Customer validation, validation experiments for idea validation and problem-solution fit… Terms that describe an approach many startups and product teams have become convinced of. After all, the more you can base your decisions on data and test your assumptions in the real world, the more you can learn and avoid costly mistakes. This helps you focus on tackling the big risks for your startup early on.
However, designing and running experiments in practice can be quite difficult. Besides worrying about running the right experiment, the big question that always comes back is:
“Can I trust the result of my experiment?”
After all, you’re basing potentially life-changing decisions on the result of that experiment — life changing for your product or startup, and maybe even for yourself. …
Any serious new project, whether it is a startup, a new product, or another type of venture, is a big commitment. It will take you time, money, and effort. There simply are no ‘easy business ideas’. So it makes sense to try and make your effort worthwhile. Sounds good, but where do you start?
Ash Maurya, entrepreneur and one of the founders of the Lean Startup movement, is clear about it: don’t sit down and write a comprehensive 24 page business plan. Instead, start right away with finding out what your customers really need.
Life is too short to build something nobody…
Almost ten years ago, the book Business Model Generation by Alex Osterwalder and Yves Pigneur changed how innovation was done. People that had no prior experience working with post-it notes and visual templates suddenly faced the nine building blocks of the Business Model Canvas.
It has become an amazing success story. So much so that today, it’s becoming increasingly difficult to find people that have not heard of the Business Model Canvas or its most well-known descendants, the Lean Canvas and the Value Proposition Canvas. Almost every innovation session revolves around putting post its on a template in some way. And I think that is a good thing. …

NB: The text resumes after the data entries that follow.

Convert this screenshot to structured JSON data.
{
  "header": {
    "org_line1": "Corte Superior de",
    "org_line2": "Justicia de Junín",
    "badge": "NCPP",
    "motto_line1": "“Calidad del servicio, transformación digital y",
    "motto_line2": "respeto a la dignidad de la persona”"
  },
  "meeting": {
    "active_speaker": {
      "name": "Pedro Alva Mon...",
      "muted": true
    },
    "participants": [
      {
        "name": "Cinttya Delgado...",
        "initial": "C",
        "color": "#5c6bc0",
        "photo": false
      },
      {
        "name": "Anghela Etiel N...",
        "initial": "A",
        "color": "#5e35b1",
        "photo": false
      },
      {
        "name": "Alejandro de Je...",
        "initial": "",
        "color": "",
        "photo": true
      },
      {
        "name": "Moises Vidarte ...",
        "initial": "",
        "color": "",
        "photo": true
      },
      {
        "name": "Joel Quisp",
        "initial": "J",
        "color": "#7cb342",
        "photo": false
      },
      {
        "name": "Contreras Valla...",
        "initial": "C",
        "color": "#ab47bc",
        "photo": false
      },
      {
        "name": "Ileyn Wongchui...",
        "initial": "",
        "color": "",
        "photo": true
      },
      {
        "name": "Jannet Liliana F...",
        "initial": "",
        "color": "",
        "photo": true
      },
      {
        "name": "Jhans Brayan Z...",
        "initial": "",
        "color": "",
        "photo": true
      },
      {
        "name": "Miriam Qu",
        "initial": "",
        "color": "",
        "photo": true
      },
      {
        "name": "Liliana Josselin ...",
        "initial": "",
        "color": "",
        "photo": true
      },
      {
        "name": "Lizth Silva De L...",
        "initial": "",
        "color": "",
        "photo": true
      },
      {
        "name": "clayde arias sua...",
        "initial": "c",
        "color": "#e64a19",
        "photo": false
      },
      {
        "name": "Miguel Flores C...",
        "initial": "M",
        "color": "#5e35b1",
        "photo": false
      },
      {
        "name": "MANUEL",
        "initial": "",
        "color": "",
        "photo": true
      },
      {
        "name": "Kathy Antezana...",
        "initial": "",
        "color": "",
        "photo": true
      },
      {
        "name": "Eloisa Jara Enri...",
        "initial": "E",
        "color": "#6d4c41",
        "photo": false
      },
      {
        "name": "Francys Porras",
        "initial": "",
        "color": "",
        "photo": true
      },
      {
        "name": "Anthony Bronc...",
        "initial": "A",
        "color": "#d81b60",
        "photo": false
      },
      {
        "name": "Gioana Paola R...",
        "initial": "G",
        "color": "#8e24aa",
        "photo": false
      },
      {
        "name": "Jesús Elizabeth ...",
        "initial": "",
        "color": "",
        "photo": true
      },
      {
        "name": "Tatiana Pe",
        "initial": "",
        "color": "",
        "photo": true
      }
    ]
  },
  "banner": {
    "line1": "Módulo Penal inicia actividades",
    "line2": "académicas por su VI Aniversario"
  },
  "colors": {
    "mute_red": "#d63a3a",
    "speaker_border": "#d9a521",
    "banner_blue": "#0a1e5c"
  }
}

Sometimes it seems innovation is more about going through the motions than about actual new ideas.
For example, in ideation sessions, the same ideas pop up over and over again. People come up with the zillionth platform, SAAS model, or app. Ideation can feel like throwing darts while wearing a blindfold and looking in the wrong direction. It’s hit and miss at best, as you’re dependent on the experience and personal point of view of the people in the room.
Still, there is also that one person that has ideas that are original, different, and outside the mainstream. Who has a deeper grasp of what is really happening in a market, and is able to tap into new and exciting examples and directions. How do they do that? …